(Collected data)
-----

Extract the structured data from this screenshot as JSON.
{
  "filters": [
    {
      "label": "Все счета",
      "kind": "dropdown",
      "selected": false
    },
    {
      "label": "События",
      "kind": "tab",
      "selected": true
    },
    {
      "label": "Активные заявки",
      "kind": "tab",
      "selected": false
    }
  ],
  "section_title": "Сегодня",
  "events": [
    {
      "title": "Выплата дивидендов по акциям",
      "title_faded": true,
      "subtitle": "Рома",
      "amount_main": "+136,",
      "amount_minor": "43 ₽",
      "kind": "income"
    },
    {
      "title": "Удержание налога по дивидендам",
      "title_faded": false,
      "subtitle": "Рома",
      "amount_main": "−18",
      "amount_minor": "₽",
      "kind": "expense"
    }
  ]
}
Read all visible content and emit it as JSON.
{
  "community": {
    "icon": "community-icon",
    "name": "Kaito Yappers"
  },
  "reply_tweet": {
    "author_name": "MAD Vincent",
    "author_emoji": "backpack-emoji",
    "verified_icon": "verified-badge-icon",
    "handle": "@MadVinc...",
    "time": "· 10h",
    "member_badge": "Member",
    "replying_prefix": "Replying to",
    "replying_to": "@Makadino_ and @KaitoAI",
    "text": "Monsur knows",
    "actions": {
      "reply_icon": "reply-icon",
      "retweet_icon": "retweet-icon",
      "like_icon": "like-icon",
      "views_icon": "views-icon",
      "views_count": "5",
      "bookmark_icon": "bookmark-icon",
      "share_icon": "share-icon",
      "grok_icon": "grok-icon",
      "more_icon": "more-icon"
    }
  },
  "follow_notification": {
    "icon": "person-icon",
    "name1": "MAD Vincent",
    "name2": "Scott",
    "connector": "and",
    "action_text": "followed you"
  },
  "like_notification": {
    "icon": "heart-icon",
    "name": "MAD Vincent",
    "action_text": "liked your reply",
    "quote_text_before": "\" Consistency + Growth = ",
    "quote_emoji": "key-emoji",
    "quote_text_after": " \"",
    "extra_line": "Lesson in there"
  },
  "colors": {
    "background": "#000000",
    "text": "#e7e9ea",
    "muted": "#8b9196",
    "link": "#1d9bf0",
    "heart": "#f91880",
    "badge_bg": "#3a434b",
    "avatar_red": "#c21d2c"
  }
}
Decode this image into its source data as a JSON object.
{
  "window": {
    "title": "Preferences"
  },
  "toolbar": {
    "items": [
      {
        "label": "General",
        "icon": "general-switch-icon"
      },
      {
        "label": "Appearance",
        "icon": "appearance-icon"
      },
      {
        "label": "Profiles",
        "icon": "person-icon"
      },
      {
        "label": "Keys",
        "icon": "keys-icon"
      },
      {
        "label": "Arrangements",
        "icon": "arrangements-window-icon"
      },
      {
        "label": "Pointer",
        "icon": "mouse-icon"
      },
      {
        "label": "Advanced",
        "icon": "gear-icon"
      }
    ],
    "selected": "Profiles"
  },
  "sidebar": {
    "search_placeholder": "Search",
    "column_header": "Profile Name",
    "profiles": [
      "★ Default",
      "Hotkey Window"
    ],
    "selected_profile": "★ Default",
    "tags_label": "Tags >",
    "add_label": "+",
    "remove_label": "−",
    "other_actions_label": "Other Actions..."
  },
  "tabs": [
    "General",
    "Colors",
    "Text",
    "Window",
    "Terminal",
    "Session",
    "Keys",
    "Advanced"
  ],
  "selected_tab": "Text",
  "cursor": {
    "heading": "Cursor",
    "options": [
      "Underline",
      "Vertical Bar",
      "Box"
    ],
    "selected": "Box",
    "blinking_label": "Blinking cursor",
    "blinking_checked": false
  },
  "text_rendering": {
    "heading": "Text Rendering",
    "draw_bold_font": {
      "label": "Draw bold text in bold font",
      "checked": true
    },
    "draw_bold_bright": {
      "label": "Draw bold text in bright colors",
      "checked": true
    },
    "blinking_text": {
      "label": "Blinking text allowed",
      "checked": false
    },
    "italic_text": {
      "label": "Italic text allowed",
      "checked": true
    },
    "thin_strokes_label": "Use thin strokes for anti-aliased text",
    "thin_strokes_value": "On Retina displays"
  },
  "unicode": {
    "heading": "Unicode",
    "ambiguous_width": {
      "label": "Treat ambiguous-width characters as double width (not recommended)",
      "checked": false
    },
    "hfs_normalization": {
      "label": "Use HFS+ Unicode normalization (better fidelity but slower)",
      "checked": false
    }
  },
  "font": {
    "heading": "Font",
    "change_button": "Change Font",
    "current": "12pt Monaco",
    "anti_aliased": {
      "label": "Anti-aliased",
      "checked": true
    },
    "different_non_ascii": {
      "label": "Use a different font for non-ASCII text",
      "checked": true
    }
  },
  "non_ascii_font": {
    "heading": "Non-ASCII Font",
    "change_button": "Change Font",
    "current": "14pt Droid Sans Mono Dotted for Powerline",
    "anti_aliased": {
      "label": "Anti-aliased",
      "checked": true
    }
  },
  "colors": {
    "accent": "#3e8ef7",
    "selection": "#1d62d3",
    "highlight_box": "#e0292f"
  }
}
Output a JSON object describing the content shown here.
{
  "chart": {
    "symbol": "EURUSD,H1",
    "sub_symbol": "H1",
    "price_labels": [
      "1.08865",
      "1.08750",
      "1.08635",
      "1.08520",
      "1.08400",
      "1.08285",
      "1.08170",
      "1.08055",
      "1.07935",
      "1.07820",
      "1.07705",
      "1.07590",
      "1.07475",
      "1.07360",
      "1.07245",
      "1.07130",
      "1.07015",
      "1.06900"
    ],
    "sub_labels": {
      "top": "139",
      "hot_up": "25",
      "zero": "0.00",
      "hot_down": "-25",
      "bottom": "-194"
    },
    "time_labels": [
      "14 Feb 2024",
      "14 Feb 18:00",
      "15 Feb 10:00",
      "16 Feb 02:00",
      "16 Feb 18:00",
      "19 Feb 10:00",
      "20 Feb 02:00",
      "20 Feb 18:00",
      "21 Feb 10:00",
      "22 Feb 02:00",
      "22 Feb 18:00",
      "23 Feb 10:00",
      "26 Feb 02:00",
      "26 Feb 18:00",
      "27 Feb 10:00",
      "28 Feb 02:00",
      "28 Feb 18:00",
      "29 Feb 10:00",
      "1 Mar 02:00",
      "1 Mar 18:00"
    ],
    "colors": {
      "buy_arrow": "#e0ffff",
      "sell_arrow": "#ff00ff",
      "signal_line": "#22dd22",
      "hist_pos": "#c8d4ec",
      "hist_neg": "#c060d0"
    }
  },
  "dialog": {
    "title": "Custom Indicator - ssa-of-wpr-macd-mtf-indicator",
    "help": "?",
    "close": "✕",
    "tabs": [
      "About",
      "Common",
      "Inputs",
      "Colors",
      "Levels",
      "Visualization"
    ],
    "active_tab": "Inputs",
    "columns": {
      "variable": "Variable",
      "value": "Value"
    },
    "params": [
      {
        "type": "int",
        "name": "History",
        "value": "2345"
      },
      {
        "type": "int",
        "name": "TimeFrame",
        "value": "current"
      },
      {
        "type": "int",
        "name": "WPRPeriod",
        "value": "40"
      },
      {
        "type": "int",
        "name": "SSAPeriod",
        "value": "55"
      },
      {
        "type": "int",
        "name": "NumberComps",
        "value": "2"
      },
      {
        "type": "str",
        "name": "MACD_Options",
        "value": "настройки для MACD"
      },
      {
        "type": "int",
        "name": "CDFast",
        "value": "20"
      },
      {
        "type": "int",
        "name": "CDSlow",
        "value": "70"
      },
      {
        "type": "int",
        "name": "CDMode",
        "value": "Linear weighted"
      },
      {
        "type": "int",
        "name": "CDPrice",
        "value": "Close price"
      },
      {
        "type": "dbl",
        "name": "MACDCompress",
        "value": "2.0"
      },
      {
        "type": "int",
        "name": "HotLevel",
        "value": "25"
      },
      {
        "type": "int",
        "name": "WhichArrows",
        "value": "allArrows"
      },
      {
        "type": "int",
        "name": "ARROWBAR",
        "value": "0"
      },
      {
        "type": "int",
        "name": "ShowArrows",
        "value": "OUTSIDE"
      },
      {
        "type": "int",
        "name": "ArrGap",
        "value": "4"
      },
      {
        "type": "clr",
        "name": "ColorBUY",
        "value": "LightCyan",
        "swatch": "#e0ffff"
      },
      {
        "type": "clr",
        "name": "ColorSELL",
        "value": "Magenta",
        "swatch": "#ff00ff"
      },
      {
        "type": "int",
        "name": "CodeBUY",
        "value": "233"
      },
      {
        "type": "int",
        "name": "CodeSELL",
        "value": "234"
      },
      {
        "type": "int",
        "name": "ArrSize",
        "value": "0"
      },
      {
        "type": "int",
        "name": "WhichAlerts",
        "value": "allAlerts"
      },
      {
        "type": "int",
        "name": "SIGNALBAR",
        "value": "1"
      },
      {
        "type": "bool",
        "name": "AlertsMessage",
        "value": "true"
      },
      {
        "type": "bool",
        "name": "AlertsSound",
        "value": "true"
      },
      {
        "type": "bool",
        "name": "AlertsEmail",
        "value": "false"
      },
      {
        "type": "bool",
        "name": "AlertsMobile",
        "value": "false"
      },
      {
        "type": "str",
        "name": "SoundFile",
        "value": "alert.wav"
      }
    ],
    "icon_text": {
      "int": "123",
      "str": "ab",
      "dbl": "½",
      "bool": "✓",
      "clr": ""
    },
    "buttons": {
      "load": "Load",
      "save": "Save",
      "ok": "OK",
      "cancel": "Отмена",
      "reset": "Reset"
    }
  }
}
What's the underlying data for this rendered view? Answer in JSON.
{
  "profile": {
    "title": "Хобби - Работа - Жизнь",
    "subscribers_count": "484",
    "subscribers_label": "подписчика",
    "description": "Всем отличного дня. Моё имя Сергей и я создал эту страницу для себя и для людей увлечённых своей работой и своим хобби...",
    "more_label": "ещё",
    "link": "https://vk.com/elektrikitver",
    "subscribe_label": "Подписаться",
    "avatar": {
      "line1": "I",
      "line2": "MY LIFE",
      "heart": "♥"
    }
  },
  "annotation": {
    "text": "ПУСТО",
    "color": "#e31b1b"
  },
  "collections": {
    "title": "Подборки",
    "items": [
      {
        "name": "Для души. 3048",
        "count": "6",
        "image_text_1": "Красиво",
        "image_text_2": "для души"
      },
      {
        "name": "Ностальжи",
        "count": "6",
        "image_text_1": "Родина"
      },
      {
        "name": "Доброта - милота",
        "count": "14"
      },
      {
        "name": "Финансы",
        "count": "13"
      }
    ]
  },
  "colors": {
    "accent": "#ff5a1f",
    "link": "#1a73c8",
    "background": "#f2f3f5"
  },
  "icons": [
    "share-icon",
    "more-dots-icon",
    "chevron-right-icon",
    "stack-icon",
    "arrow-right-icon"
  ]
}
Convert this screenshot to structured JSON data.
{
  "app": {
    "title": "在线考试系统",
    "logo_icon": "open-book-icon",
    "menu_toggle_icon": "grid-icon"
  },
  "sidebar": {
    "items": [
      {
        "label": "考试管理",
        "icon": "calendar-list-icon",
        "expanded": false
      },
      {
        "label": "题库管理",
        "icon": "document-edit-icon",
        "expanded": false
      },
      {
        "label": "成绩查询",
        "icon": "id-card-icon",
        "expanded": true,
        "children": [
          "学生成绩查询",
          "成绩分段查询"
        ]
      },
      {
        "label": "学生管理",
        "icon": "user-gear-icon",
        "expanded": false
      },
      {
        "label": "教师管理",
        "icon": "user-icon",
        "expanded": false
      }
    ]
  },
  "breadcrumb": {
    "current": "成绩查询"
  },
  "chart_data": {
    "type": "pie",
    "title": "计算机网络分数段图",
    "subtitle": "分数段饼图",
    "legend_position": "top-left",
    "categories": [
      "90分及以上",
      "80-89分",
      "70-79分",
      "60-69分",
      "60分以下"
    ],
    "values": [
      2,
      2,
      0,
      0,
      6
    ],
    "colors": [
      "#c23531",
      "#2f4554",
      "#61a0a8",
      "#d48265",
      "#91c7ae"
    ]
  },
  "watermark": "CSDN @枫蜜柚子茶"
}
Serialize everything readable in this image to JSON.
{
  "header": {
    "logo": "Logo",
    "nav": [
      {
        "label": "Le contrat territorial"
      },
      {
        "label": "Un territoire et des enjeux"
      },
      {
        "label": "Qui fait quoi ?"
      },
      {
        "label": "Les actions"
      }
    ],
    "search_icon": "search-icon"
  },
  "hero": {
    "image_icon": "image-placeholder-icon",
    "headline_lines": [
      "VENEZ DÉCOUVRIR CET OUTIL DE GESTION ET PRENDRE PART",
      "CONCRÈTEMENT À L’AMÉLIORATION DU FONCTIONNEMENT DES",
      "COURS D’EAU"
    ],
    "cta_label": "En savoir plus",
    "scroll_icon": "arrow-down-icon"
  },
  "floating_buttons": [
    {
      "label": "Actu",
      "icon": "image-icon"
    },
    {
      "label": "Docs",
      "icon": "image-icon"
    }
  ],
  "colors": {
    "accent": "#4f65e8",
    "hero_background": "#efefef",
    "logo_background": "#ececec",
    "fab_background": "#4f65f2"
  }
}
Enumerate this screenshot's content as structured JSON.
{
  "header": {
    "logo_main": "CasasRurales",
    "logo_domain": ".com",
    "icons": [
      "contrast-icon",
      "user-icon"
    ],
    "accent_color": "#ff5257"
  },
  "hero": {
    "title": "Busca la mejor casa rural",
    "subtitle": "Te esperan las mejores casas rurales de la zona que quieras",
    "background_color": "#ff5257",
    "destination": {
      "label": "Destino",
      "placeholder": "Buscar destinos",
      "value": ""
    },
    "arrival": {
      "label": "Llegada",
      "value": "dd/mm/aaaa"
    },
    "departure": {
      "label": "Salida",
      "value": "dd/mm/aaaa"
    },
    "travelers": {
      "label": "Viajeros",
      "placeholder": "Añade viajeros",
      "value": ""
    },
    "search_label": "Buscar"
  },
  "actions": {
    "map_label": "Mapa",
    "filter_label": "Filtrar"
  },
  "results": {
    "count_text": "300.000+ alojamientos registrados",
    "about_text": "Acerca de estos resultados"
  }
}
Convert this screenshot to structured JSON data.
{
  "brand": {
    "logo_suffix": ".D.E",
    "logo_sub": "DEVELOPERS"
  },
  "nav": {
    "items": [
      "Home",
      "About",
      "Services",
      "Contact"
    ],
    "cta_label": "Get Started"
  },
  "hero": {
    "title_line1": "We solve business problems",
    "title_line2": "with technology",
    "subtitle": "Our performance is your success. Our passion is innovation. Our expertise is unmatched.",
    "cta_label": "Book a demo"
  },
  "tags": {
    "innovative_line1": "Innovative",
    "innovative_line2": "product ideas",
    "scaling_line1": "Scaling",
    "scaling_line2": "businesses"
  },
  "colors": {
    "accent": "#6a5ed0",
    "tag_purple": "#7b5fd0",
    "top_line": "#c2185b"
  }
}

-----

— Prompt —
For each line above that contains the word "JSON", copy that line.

— Solved exercise —
Extract the structured data from this screenshot as JSON.
Read all visible content and emit it as JSON.
Decode this image into its source data as a JSON object.
Output a JSON object describing the content shown here.
What's the underlying data for this rendered view? Answer in JSON.
Convert this screenshot to structured JSON data.
Serialize everything readable in this image to JSON.
Enumerate this screenshot's content as structured JSON.
Convert this screenshot to structured JSON data.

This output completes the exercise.